“There’s no right, there’s no wrong, there’s only popular opinion.”
— Brad Pitt as Jeffrey Goines in “12 Monkeys”
Some years ago, I wrote a couple of columns for Bicycle Retailer and Industry News about the fine line that separates sport from entertainment.
The rules, according to me, were “simple but unyielding, not unlike myself.” To be considered a sport an activity must:
1. Have a finish line or points awarded impartially for specific actions.
2. Require physical fitness and vigorous activity.
3. Require a variety of specific skills.
4. Be impossible to do or cover properly while drunk, or require intoxication to watch.
It was TV’s obsession with baseball, figure skating and golf at the expense of cycling that set me off the first couple of times, in 1995 and ’97. In 2002 it was The New York Times, which ran a story about the Westminster Dog Show on its sports page.
A dog show. The sports page.
I immediately threw a flag.
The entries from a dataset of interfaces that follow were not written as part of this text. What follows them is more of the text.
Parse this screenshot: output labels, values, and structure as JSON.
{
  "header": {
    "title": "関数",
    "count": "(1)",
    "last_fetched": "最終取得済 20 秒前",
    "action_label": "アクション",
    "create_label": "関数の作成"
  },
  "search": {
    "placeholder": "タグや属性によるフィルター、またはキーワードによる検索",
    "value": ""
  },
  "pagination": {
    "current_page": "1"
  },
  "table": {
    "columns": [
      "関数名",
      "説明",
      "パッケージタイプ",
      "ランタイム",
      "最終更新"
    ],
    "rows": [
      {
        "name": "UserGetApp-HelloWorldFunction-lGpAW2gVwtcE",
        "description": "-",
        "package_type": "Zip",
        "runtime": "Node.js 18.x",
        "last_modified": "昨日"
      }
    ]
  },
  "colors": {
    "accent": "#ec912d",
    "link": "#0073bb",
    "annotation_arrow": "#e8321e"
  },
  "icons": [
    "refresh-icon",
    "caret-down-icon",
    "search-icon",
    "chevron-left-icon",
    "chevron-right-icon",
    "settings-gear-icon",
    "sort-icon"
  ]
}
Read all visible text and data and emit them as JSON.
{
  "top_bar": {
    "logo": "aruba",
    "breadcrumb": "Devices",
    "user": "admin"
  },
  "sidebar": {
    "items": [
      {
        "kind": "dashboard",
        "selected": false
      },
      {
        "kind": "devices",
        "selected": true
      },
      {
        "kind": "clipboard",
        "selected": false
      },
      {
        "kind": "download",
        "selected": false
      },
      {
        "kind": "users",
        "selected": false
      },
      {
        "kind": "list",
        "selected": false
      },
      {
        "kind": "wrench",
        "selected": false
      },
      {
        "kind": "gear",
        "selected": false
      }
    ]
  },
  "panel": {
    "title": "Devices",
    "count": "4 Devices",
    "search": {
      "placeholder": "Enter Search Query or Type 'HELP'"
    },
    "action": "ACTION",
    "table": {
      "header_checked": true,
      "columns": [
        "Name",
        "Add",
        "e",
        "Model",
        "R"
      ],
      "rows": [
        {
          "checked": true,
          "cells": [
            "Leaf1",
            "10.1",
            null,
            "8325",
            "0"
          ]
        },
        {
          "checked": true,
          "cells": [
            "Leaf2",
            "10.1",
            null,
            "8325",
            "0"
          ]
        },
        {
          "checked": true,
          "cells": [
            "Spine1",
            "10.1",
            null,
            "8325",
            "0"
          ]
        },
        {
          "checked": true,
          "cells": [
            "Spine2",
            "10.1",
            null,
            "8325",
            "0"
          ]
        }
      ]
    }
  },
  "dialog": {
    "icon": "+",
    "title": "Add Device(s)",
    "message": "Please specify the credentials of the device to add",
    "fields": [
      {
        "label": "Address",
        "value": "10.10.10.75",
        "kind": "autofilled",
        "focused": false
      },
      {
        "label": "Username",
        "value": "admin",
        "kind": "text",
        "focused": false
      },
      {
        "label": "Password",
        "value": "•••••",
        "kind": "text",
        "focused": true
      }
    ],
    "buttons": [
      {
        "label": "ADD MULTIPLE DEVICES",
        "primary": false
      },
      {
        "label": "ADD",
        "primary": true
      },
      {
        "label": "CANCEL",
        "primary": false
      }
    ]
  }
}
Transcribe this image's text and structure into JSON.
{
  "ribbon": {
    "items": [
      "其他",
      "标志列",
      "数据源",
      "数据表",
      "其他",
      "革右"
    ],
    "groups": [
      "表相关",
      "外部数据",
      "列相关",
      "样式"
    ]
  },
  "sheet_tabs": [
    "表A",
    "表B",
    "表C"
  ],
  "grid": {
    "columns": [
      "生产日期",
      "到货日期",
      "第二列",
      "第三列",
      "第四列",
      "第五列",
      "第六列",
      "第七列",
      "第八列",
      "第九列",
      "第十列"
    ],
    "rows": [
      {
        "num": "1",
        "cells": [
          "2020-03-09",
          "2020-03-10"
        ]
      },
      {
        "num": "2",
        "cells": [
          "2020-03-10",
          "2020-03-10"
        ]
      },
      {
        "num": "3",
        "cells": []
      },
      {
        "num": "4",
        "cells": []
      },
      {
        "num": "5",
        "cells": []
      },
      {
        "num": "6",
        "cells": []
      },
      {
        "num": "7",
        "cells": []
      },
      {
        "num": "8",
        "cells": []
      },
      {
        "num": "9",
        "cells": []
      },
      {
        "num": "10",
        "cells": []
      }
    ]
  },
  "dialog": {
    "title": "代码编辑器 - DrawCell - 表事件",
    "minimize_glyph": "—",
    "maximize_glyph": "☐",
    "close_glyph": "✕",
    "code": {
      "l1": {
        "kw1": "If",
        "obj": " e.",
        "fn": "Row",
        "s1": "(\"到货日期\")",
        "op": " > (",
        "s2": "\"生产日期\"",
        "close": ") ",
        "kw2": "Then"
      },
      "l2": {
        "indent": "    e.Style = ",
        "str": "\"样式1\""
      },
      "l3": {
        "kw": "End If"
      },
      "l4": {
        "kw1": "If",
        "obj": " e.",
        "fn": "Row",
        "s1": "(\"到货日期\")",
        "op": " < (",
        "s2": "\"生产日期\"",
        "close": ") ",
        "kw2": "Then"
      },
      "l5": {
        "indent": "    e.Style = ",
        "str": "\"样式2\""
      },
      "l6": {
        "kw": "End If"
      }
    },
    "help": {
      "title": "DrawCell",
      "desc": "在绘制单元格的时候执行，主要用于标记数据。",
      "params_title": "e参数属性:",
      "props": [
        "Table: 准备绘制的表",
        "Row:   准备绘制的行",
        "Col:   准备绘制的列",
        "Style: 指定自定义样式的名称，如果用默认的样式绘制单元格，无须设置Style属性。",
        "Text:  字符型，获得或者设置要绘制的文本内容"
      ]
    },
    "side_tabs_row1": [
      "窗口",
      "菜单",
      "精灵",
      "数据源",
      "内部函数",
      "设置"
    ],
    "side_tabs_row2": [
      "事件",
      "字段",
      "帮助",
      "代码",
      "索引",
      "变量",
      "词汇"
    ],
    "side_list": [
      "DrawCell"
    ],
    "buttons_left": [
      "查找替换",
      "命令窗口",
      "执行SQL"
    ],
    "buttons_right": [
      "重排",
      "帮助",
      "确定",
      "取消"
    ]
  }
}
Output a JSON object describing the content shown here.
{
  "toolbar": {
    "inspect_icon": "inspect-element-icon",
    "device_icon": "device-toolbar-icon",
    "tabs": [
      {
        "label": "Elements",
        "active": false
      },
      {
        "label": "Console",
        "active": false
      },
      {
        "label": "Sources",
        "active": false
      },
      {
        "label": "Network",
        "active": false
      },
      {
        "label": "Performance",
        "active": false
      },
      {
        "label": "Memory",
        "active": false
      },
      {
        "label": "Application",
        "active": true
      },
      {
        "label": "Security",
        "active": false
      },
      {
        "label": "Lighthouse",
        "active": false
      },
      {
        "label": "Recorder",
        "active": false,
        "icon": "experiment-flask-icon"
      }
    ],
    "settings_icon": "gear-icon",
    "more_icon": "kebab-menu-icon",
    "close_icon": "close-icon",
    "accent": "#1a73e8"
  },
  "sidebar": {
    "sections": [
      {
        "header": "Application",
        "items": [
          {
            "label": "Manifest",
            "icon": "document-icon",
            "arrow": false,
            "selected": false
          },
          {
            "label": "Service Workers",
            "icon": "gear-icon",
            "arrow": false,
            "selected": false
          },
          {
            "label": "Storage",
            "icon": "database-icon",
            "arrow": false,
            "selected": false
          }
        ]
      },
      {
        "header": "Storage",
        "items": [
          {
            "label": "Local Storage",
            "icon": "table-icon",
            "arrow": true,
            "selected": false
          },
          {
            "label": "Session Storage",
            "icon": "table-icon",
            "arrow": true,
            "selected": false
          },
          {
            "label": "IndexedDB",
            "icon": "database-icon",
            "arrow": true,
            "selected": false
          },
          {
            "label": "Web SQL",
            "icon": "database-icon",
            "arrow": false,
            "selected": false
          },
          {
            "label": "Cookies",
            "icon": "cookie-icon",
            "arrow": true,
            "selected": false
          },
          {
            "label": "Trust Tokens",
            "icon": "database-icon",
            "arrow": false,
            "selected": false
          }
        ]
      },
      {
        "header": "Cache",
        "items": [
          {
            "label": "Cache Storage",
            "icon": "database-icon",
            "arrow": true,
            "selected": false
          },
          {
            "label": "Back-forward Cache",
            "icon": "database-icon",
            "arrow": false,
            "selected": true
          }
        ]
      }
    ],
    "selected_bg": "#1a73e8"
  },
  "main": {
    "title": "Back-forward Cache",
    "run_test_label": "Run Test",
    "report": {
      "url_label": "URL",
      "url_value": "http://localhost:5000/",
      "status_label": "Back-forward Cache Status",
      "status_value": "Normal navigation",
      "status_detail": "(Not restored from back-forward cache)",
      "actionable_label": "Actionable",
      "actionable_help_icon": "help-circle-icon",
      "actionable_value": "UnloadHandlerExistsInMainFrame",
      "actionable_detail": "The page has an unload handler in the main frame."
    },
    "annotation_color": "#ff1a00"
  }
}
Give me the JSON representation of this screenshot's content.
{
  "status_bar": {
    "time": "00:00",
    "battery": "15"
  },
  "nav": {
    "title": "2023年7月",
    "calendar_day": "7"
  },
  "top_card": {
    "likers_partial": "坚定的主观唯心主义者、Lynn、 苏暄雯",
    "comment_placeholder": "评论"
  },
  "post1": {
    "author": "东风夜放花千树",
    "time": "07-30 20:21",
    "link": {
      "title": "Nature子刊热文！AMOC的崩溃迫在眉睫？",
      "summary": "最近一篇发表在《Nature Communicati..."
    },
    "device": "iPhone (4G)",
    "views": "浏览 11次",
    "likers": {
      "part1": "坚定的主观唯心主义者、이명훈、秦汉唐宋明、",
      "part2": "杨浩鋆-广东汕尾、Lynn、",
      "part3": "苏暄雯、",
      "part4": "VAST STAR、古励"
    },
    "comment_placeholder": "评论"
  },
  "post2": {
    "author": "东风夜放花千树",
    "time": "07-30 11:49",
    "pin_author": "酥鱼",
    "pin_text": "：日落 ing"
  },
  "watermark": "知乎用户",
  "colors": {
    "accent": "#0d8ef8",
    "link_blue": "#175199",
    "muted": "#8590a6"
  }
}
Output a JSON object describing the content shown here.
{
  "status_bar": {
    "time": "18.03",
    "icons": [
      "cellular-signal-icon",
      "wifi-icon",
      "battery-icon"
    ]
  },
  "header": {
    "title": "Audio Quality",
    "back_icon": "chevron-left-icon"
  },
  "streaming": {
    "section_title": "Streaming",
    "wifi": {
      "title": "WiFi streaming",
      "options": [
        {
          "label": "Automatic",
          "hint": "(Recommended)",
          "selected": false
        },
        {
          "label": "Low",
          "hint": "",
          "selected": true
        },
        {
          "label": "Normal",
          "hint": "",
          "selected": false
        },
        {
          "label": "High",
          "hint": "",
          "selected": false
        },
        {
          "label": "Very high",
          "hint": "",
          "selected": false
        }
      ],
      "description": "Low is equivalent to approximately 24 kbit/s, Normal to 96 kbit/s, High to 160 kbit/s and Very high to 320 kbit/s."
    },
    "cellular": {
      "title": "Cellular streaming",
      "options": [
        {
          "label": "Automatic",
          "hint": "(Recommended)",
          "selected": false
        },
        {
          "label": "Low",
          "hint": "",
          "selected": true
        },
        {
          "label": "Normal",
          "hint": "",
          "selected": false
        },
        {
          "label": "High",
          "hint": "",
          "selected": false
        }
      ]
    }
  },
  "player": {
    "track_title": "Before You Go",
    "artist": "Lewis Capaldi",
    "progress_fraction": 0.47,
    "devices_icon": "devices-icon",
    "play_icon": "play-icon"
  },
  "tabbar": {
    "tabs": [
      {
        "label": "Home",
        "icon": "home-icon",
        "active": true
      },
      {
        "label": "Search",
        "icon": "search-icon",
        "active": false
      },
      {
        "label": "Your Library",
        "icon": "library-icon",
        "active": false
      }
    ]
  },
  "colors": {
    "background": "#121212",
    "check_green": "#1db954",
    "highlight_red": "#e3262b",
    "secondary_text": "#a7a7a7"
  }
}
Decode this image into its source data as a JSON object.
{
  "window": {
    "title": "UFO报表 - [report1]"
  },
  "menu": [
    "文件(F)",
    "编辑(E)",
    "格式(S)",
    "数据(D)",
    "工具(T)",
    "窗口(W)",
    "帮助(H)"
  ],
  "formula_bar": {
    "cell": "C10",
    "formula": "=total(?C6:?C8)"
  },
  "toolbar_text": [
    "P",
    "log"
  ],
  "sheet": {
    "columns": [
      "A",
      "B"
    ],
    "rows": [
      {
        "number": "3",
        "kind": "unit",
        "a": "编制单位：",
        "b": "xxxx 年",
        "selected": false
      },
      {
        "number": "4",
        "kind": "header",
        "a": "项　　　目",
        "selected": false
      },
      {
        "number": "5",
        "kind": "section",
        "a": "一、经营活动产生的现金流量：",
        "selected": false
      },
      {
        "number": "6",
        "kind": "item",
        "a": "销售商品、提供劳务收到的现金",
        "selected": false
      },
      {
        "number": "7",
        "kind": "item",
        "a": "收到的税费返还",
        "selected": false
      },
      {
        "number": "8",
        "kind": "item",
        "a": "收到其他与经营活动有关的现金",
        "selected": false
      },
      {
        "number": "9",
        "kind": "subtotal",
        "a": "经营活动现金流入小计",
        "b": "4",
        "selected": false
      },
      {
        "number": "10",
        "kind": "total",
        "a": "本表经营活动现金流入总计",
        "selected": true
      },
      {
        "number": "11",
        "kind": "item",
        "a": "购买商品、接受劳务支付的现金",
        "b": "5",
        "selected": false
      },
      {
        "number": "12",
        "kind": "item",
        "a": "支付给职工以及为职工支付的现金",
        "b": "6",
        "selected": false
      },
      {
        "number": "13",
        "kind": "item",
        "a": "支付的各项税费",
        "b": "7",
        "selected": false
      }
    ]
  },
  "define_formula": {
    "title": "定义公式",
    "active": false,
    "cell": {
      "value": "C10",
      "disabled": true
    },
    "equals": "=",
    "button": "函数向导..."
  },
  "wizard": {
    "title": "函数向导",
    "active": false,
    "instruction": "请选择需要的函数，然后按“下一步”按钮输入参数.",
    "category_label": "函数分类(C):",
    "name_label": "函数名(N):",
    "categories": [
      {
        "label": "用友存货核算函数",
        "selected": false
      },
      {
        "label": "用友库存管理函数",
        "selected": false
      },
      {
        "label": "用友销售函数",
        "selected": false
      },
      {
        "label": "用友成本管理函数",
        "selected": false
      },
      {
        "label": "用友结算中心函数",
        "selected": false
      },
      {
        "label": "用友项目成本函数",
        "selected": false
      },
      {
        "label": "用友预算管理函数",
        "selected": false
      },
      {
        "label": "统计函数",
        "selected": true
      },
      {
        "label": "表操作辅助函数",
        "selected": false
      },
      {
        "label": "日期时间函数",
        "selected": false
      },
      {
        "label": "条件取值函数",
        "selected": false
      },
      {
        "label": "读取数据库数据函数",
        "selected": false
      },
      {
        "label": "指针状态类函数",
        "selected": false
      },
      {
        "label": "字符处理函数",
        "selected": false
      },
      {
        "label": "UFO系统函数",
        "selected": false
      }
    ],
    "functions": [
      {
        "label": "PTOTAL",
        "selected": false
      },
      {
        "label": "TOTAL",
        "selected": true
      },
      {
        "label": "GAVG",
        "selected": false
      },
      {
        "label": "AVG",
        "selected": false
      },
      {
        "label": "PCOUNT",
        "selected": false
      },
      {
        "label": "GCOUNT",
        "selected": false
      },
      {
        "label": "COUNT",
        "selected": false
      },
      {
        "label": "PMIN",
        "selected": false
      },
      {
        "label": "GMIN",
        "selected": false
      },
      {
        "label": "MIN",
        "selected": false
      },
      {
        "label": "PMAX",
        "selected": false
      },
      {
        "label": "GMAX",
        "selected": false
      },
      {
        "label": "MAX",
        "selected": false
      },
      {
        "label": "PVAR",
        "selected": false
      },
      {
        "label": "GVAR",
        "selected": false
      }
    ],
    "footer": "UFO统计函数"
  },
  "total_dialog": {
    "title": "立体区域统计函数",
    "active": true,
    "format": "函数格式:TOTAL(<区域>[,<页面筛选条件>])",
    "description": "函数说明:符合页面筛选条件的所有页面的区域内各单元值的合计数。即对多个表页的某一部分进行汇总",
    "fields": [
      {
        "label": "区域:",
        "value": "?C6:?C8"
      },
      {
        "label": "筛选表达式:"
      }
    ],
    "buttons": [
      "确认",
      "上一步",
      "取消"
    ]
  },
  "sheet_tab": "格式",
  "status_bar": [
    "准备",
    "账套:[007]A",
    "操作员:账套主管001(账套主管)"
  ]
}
Consulting my rulebook I decreed that dog shows were not sport, and neither were “rhythmic gymnastics, halfpipe snowboarding and any other activity with an outcome that depends upon the whims of judges. One need only examine the last presidential election to gain an understanding of how profoundly unreliable judges can be. But a finish line expresses no political affiliation, can’t be bought and never awards the gold medal to the guy who came in second.”
And as I had in my two previous columns, I argued: “Bicycle racing in all its various incarnations is sport, unless I’m doing it, in which case it’s entertainment, for everyone but me.”
Nine years later, I’m still pretty entertaining to watch on a bicycle, if you can catch me at it. But professional cycling can no longer be considered a sport, because while it still has a finish line, it is no longer on the course. It’s at the Court of Arbitration for Sport.
When I first floated my mistaken notion about pro cycling being a sport Miguel Indurain was still winning Tours de France. Since Big Mig hung up his bibs we’ve enjoyed yellow-jersey performances by the likes of Bjarne Riis, Marco Pantani, Floyd Landis and Alberto Contador. Lesser jerseys have gone to the likes of Richard Virenque, Erik Zabel, Santiago Botero, Óscar Sevilla, Ivan Basso, Michael Rasmussen and Alessandro Petacchi.
Jan Ullrich and Lance Armstrong remain among the usual suspects, not yet rounded up. You don’t hear much about ol’ Jan these days. And while you hear plenty about Big Tex, it doesn’t have much to do with how well (or badly) he rides his bike.
And we’re just talking about the big show here. It seems you can hardly visit this website anymore without tripping over some human pincushion who got tripped up by the Dope-O-Meter® at the Tour of Greeneggsandhamistan.
Modern pro cycling is equal parts doctors, cops and lawyers, the magic combination that props up prime-time television. The athletes have become secondary characters in some never-ending series — “Law and Order: The Yellow Jersey Files” — and viewers almost need degrees in medicine and law to follow the plot.
This doesn’t mean you have to change the channel — or worse, take up golf, rhythmic gymnastics or dog shows, because then we’d have to do likewise and none of us wants to work for The Journal of Competitive Dog Shows. You can still watch and enjoy the spectacle of pro cycling, the way you might a Hollywood blockbuster or Fox News. Just don’t believe everything you see. You will never be able to visit Gotham City in hopes of seeing Batman in the flesh, or hear a true word spoken by Glenn Beck. And you may never see a pro bike race won on the level.
In fact, it might be smart to think of the podium ceremony at your favorite event as the equivalent of being nominated for an Emmy, a Golden Globe or an Oscar. The judges have yet to render their decision. The envelope remains unopened.
But that’s part of the fun, isn’t it? The anticipation? So stay tuned.
You’ll want to know who wins best actor, right?